The Keep Hydro Public contingent was energized, standing side-by-side with people who want to close the Pickering nuclear station, those looking to shut down Enbridge’s Line 9, and others who want stricter idling laws.
By 7 p.m., the groups had settled in upstairs inside the church – joining animal rights activists, those against Nestle and the price the company pays for Ontario water, and other engaged citizens – for a climate change town hall.
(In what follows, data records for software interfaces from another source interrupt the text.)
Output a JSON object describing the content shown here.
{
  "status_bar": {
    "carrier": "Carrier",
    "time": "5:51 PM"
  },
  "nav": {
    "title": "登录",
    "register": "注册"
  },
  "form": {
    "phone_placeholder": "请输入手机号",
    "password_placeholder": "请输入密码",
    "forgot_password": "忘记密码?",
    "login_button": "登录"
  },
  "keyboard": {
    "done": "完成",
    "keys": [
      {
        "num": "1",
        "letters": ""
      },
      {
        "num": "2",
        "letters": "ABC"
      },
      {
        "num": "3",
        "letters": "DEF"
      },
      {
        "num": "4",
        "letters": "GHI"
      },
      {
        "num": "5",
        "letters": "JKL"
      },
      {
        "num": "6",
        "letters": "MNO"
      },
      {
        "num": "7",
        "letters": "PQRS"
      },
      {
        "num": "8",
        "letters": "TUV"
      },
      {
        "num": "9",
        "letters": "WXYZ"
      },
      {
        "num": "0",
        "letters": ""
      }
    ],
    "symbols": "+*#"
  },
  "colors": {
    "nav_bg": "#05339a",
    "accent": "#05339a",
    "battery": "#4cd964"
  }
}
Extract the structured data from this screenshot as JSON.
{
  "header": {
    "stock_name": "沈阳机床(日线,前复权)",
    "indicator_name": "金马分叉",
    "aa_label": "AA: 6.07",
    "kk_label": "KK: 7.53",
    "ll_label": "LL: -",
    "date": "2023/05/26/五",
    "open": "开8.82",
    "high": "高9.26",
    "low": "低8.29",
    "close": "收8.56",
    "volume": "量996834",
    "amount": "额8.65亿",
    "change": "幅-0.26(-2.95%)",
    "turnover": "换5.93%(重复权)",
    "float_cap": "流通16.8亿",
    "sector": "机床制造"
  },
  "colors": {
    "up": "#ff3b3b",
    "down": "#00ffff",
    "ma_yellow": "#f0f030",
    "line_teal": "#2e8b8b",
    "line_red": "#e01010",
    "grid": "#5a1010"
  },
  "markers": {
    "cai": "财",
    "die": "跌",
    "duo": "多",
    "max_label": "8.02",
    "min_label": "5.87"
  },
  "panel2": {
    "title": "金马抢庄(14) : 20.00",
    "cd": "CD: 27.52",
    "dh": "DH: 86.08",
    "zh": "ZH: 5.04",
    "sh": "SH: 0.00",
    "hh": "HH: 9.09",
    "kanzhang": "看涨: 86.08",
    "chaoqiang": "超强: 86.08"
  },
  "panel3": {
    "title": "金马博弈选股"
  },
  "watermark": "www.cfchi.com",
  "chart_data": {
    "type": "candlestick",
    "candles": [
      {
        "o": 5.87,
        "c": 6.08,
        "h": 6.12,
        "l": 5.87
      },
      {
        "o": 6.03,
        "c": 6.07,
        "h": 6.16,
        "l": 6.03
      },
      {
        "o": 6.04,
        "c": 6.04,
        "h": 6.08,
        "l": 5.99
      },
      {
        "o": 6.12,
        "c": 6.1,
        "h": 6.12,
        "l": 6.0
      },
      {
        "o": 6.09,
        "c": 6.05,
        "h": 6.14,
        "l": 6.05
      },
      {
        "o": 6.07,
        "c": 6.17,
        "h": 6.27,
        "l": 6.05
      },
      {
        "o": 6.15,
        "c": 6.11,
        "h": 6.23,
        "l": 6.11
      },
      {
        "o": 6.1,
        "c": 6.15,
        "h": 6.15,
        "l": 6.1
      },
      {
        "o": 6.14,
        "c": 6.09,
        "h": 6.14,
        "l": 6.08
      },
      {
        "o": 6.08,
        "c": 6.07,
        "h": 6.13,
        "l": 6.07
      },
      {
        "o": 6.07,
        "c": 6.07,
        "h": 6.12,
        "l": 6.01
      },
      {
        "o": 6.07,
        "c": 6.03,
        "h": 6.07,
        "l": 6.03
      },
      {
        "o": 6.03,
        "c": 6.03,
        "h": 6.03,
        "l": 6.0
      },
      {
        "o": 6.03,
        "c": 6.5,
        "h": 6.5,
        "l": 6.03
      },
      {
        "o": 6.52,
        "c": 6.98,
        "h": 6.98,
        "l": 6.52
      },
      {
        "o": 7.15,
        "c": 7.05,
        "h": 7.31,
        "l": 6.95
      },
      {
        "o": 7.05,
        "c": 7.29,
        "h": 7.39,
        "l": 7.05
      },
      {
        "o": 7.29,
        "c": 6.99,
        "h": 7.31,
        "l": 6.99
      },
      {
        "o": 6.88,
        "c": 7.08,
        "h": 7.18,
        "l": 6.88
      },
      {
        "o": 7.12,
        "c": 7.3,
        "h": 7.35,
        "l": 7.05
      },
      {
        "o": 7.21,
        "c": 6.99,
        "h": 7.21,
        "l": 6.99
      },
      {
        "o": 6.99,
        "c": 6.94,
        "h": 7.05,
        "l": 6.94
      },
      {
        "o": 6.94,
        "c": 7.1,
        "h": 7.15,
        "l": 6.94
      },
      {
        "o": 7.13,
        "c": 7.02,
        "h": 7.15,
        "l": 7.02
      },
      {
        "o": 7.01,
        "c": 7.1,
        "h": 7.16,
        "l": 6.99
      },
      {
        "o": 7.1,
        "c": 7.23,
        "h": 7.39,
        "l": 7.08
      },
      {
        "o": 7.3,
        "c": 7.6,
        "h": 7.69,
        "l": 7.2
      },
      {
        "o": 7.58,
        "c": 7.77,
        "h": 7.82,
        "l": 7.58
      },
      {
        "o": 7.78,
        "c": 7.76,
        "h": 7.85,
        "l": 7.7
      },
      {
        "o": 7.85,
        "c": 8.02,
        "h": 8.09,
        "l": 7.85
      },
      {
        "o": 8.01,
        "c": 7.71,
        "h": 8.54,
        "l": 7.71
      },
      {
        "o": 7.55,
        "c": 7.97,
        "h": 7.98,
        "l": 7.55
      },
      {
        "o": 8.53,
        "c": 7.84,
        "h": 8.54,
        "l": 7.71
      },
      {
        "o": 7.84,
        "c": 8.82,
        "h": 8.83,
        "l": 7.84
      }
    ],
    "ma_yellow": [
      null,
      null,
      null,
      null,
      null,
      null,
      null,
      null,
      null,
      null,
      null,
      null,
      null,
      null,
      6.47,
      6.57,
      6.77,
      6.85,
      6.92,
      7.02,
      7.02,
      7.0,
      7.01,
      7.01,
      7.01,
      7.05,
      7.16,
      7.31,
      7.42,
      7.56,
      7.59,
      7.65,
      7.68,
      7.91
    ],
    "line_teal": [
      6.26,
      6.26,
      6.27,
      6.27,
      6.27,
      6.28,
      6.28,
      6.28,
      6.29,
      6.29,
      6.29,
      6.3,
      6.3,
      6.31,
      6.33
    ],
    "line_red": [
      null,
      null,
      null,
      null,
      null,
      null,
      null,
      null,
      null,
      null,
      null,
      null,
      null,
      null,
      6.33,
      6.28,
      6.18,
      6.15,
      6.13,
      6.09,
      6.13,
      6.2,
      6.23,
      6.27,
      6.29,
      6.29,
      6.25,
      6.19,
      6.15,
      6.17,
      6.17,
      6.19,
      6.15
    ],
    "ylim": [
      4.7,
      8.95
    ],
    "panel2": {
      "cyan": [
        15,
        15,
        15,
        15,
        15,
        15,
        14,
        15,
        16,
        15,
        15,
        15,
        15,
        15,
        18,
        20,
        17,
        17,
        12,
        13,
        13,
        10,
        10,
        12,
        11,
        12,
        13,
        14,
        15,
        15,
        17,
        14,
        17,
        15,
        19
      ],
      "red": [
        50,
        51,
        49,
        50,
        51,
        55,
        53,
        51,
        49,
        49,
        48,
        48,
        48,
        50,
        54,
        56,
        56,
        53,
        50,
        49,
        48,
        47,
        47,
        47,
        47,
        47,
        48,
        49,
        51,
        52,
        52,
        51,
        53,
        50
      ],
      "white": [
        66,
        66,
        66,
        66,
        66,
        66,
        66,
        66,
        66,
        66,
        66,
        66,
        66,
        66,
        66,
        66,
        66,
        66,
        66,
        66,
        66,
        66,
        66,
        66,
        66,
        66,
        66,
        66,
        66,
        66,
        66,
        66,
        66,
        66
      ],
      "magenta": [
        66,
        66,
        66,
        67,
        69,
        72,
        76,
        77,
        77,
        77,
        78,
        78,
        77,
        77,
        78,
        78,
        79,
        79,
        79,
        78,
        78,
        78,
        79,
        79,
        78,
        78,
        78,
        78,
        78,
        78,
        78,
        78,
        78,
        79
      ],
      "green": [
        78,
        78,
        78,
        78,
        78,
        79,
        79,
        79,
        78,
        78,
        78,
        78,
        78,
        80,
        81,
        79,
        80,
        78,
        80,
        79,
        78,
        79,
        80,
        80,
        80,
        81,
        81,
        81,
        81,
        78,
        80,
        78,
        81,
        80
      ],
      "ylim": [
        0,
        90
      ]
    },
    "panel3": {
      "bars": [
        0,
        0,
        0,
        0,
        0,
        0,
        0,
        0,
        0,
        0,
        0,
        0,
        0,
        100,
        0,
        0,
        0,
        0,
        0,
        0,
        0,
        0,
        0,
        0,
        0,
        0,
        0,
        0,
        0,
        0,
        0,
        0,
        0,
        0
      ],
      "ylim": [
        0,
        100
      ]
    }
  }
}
About 200 people attended the meeting.
Organized by Beaches-East York politicians and moderated by MP Nathaniel Erskine-Smith, the event’s intention was to gather forward-thinking ideas and spread information about what government, business, and individuals can do to tackle climate change – together.
Beach Metro News environmental columnist Martina Rowley, Julia Langer, CEO of the Toronto Atmospheric Fund, and Toby Heaps, CEO of Corporate Knights, joined councillor Mary Margaret McMahon and MPP Arthur Potts on the panel, each speaking for several minutes before responding to audience questions.
Rowley offered a variety of ways individuals could lessen their carbon footprint, including changing modes of transportation, better insulating and building our homes, and buying local and wasting less food.
She said more attention will have to be paid to storm water management (“As anyone who lives south of Queen East knows,” she said) and emergency preparedness options will need to be updated as more climate change effects begin to take hold. A local network with heating and cooling shelters, for extreme weather, should also be adopted.
Heaps, who keeps an eye on the corporate approach to climate change, noted that the source of human greenhouse gas emissions could be summed up with three C’s: coal, cars, and cows.
He said that corporate approach to climate change can be likened to a saying about Wayne Gretzky: “A good business will skate to where the puck is going to be.”
Cows and industrial meat processing received a lot of attention at the meeting, with Erskine-Smith noting that on the federal government’s website, it fails to mention that eating less meat is a viable way for an individual to contribute to climate change reduction.
The line of the evening, in terms of audience reaction, went to Langer from the Toronto Atmospheric Fund, who opened her remarks by saying, first of all, as humans and government, “we have to stop doing stupid things.”
Conservation is cheaper and more effective, she said, noting that the leadership and commitment to good climate policy appears to be there, “we just have to bear down.”